As with the overlabeling of young men as special ed cases, a key reason why so many children black and brown have been suspended lies with the perceptions of adults in schools about the kids they are supposed to teach. Recent studies of the perceptions of children held by their teachers echo Vanderbilt University Professor Daniel J. Reschly’s longstanding point that adults in schools end up deeming kids as unworthy because they think they are destined to end up that way. This is one reason why a team led by University of Pittsburgh researcher John Wallace demonstrated in a 2008 study that young black men in 10th grade are 30 percent more-likely to be referred dean’s offices — and 330 percent more-likely to be suspended — for the same offenses than white peers.
The overuse of harsh discipline has become even more-problematic thanks to zero-tolerance policies and the expanded presence of police officers in schools driven by the federal Community Oriented Police program and rare incidents of mass shooting such as the Columbine Massacre. The number of cops patrolling schoolhouses increased by 38 percent between 1997 and 2007, according to the Bureau of Justice Statistics. This has resulted in incidents of children being suspended and arrested for writing fictional accounts of hunting dinosaurs, as well as being choked and brain-damaged by school cops for helping to break up fights in hallways.

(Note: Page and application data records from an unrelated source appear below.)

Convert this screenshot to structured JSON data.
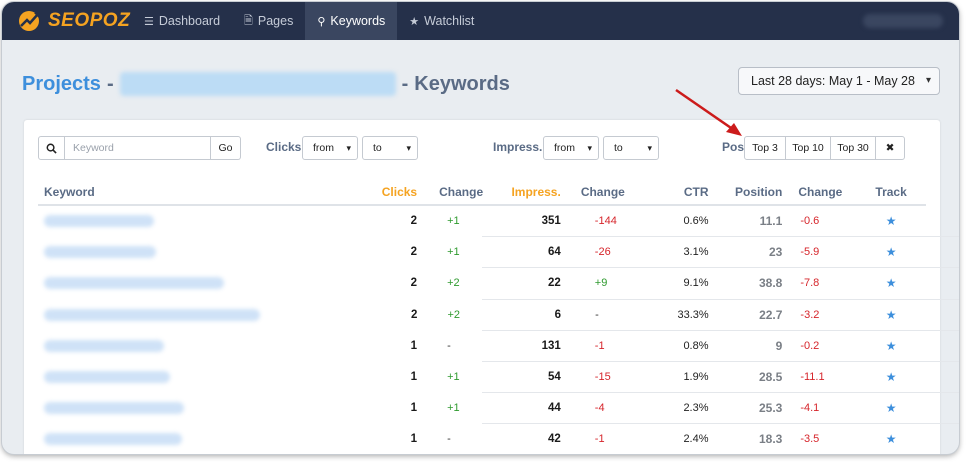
{
  "navbar": {
    "brand": "SEOPOZ",
    "items": [
      {
        "label": "Dashboard",
        "icon": "menu-icon",
        "glyph": "☰",
        "active": false
      },
      {
        "label": "Pages",
        "icon": "file-icon",
        "glyph": "🗎",
        "active": false
      },
      {
        "label": "Keywords",
        "icon": "key-icon",
        "glyph": "⚲",
        "active": true
      },
      {
        "label": "Watchlist",
        "icon": "star-icon",
        "glyph": "★",
        "active": false
      }
    ]
  },
  "header": {
    "title_prefix": "Projects",
    "separator": "-",
    "title_suffix": "Keywords",
    "date_range": "Last 28 days: May 1 - May 28"
  },
  "filters": {
    "search_placeholder": "Keyword",
    "go_label": "Go",
    "clicks_label": "Clicks",
    "impress_label": "Impress.",
    "pos_label": "Pos",
    "from_label": "from",
    "to_label": "to",
    "position_buttons": [
      "Top 3",
      "Top 10",
      "Top 30"
    ],
    "clear_glyph": "✖"
  },
  "table": {
    "headers": {
      "keyword": "Keyword",
      "clicks": "Clicks",
      "change1": "Change",
      "impress": "Impress.",
      "change2": "Change",
      "ctr": "CTR",
      "position": "Position",
      "change3": "Change",
      "track": "Track"
    },
    "rows": [
      {
        "clicks": "2",
        "clicks_change": "+1",
        "impress": "351",
        "impress_change": "-144",
        "ctr": "0.6%",
        "position": "11.1",
        "position_change": "-0.6"
      },
      {
        "clicks": "2",
        "clicks_change": "+1",
        "impress": "64",
        "impress_change": "-26",
        "ctr": "3.1%",
        "position": "23",
        "position_change": "-5.9"
      },
      {
        "clicks": "2",
        "clicks_change": "+2",
        "impress": "22",
        "impress_change": "+9",
        "ctr": "9.1%",
        "position": "38.8",
        "position_change": "-7.8"
      },
      {
        "clicks": "2",
        "clicks_change": "+2",
        "impress": "6",
        "impress_change": "-",
        "ctr": "33.3%",
        "position": "22.7",
        "position_change": "-3.2"
      },
      {
        "clicks": "1",
        "clicks_change": "-",
        "impress": "131",
        "impress_change": "-1",
        "ctr": "0.8%",
        "position": "9",
        "position_change": "-0.2"
      },
      {
        "clicks": "1",
        "clicks_change": "+1",
        "impress": "54",
        "impress_change": "-15",
        "ctr": "1.9%",
        "position": "28.5",
        "position_change": "-11.1"
      },
      {
        "clicks": "1",
        "clicks_change": "+1",
        "impress": "44",
        "impress_change": "-4",
        "ctr": "2.3%",
        "position": "25.3",
        "position_change": "-4.1"
      },
      {
        "clicks": "1",
        "clicks_change": "-",
        "impress": "42",
        "impress_change": "-1",
        "ctr": "2.4%",
        "position": "18.3",
        "position_change": "-3.5"
      }
    ],
    "track_glyph": "★"
  },
  "colors": {
    "navbar": "#25304a",
    "brand": "#f5a321",
    "link": "#3d8fdc",
    "positive": "#2e9a2e",
    "negative": "#d6252b",
    "annotation_arrow": "#cc1b1b"
  }
}
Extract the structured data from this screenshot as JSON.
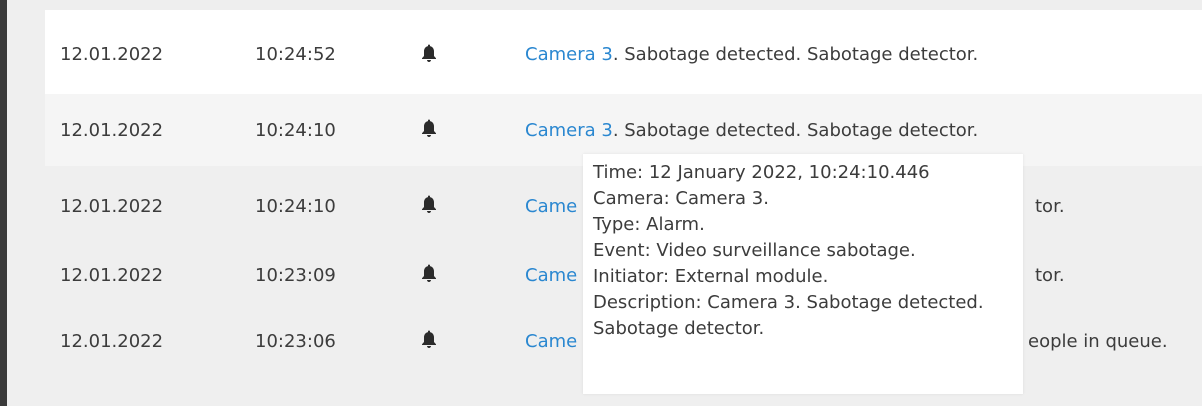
{
  "events": [
    {
      "date": "12.01.2022",
      "time": "10:24:52",
      "camera": "Camera 3",
      "text": ". Sabotage detected. Sabotage detector."
    },
    {
      "date": "12.01.2022",
      "time": "10:24:10",
      "camera": "Camera 3",
      "text": ". Sabotage detected. Sabotage detector."
    },
    {
      "date": "12.01.2022",
      "time": "10:24:10",
      "camera": "Came",
      "text": "tor."
    },
    {
      "date": "12.01.2022",
      "time": "10:23:09",
      "camera": "Came",
      "text": "tor."
    },
    {
      "date": "12.01.2022",
      "time": "10:23:06",
      "camera": "Came",
      "text": "eople in queue."
    }
  ],
  "tooltip": {
    "time": "Time: 12 January 2022, 10:24:10.446",
    "camera": "Camera: Camera 3.",
    "type": "Type: Alarm.",
    "event": "Event: Video surveillance sabotage.",
    "initiator": "Initiator: External module.",
    "description": "Description: Camera 3. Sabotage detected. Sabotage detector."
  },
  "icons": {
    "event_type": "bell-icon"
  },
  "colors": {
    "link": "#2a87d0",
    "text": "#3c3c3c",
    "selected_row_bg": "#ffffff",
    "row_bg": "#efefef"
  }
}
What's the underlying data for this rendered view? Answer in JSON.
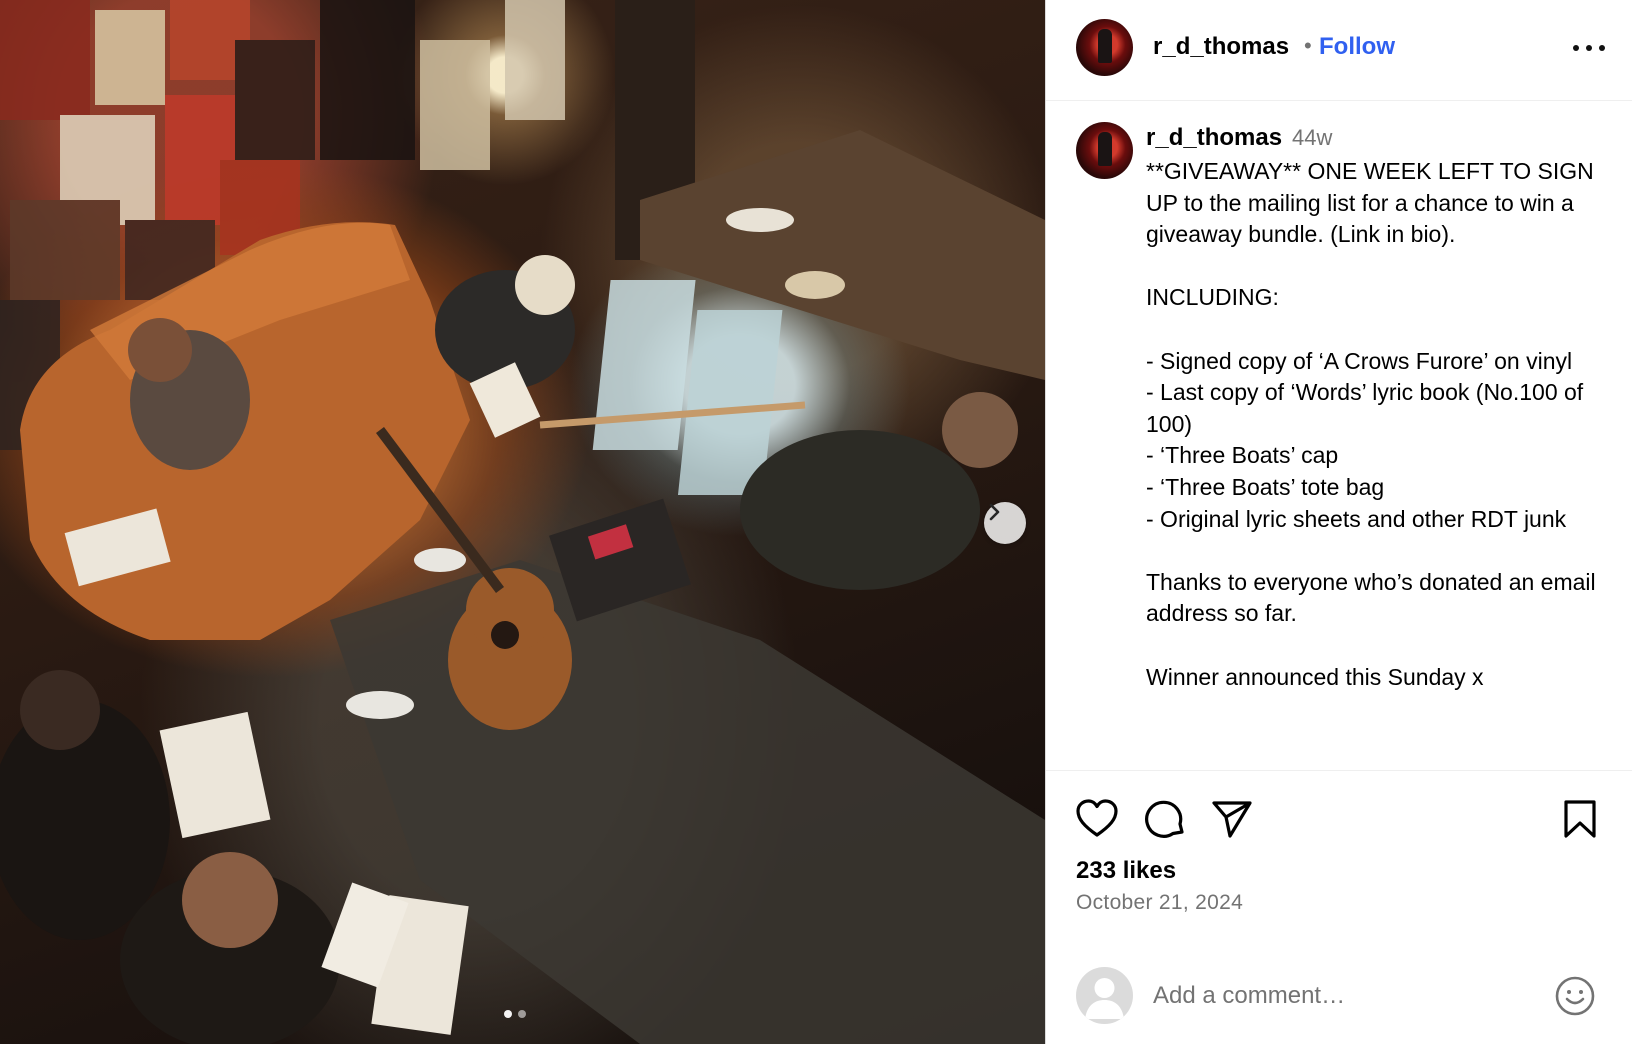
{
  "post": {
    "username": "r_d_thomas",
    "follow_label": "Follow",
    "separator": "•",
    "time_ago": "44w",
    "caption_lines": [
      "**GIVEAWAY** ONE WEEK LEFT TO SIGN UP to the mailing list for a chance to win a giveaway bundle. (Link in bio).",
      "",
      "INCLUDING:",
      "",
      "- Signed copy of ‘A Crows Furore’ on vinyl",
      "- Last copy of ‘Words’ lyric book (No.100 of 100)",
      "- ‘Three Boats’ cap",
      "- ‘Three Boats’ tote bag",
      "- Original lyric sheets and other RDT junk",
      "",
      "Thanks to everyone who’s donated an email address so far.",
      "",
      "Winner announced this Sunday x"
    ],
    "likes": "233 likes",
    "date": "October 21, 2024"
  },
  "comment": {
    "placeholder": "Add a comment…"
  },
  "carousel": {
    "dot_count": 2,
    "active_index": 0
  },
  "icons": {
    "like": "heart-icon",
    "comment": "comment-bubble-icon",
    "share": "paper-plane-icon",
    "save": "bookmark-icon",
    "next": "chevron-right-icon",
    "emoji": "smiley-icon",
    "more": "more-dots-icon"
  },
  "colors": {
    "follow": "#3060f0",
    "secondary_text": "#737373",
    "divider": "#efefef"
  }
}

What has been proven ad nauseam, over the insistence of traditionalists such as the National Education Association’s Texas State Teachers Association, as well as so-called reformers such as Michael Petrilli of the Thomas B. Fordham Institute, is that school discipline as practiced by both traditional districts and far too many charter schools, damages the futures of children. As Johns Hopkins University researcher Robert Balfanz determined in his own research, sixth-graders with “unsatisfactory” behavior marks (which indicate being suspended from school at least once during the school year) have only a one-in-five chance of graduating on time six years later. Because schools are the second-highest source of referrals after law enforcement agencies, they are also putting out children, especially the most-vulnerable, into a cycle of cycle of incarceration and poverty from which they cannot emerge.
What has also been clear, thanks to data, is that the overuse of harsh school discipline doesn’t improve school cultures or even help children learn. If anything, the worst-performing schools and districts are the ones that mete out such penalties the most. This shouldn’t be a surprise. High levels of suspensions, seclusions, and restraints are both a sign of the failures of adults within school systems to address underlying learning issues such as literacy as well as a signal that teachers and school leaders have little empathy or concern for the children in their care.
This isn’t to say that every child suspended or arrested is just like Ahmed. Not at all. The reality is that there will be those rare occasions on which a child behaves violently enough to deserve being removed from schools. But we have enough evidence to know that the key word should be rare. Far too often, we are suspending far too many children, and condemning their futures to the economic and social abyss. Ahmed Mohamed’s situation should be a wake-up call to all those who say they care for building brighter futures for children to actually do so. And that can start with ending the overuse of traditional discipline practices that just don’t work for that very purpose.